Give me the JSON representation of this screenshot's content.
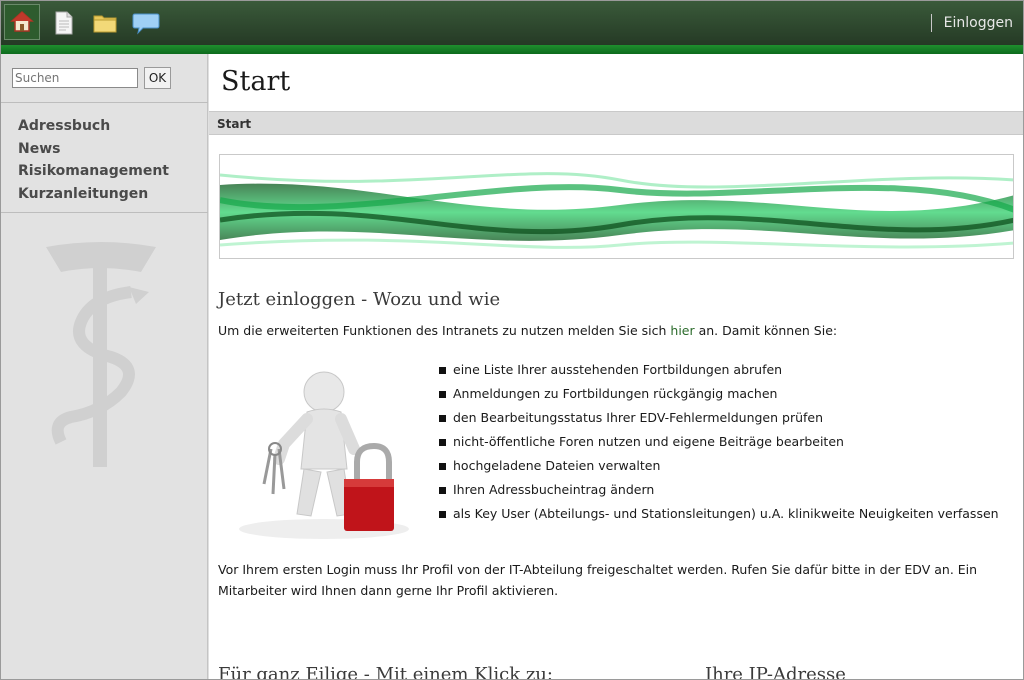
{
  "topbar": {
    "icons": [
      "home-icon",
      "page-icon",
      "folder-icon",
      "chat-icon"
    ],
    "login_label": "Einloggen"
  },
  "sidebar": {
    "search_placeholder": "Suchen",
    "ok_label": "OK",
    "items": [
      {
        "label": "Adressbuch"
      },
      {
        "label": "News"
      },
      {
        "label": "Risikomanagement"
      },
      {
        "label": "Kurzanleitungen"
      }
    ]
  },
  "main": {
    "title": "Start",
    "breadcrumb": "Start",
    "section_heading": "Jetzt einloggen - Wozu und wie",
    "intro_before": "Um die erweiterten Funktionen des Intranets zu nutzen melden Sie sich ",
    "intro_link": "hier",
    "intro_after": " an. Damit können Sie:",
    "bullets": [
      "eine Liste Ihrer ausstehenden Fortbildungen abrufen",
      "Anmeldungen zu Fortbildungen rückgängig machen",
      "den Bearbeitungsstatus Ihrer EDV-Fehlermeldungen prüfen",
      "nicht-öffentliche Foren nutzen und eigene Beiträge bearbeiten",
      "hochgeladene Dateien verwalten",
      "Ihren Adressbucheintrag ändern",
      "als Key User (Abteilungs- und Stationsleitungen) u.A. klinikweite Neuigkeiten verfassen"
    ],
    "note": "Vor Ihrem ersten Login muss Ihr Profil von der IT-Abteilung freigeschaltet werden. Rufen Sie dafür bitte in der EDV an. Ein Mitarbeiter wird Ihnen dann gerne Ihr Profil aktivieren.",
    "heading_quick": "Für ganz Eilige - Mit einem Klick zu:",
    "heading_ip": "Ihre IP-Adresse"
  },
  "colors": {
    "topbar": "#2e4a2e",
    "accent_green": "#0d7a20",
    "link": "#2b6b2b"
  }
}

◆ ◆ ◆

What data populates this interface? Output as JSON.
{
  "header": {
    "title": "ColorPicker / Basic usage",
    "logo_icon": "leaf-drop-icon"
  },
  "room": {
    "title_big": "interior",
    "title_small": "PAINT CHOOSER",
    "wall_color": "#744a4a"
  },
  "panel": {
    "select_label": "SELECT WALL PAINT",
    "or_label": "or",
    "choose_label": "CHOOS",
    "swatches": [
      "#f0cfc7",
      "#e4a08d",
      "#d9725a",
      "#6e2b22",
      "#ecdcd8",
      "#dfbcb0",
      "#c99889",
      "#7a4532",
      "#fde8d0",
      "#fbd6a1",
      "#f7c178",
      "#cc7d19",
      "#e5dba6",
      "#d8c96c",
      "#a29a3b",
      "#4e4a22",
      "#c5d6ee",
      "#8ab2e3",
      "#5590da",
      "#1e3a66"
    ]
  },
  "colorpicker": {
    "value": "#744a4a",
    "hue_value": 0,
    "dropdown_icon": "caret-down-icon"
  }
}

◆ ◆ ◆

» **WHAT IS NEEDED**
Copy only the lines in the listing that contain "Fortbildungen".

» **TASK RESPONSE**
      "eine Liste Ihrer ausstehenden Fortbildungen abrufen",
      "Anmeldungen zu Fortbildungen rückgängig machen",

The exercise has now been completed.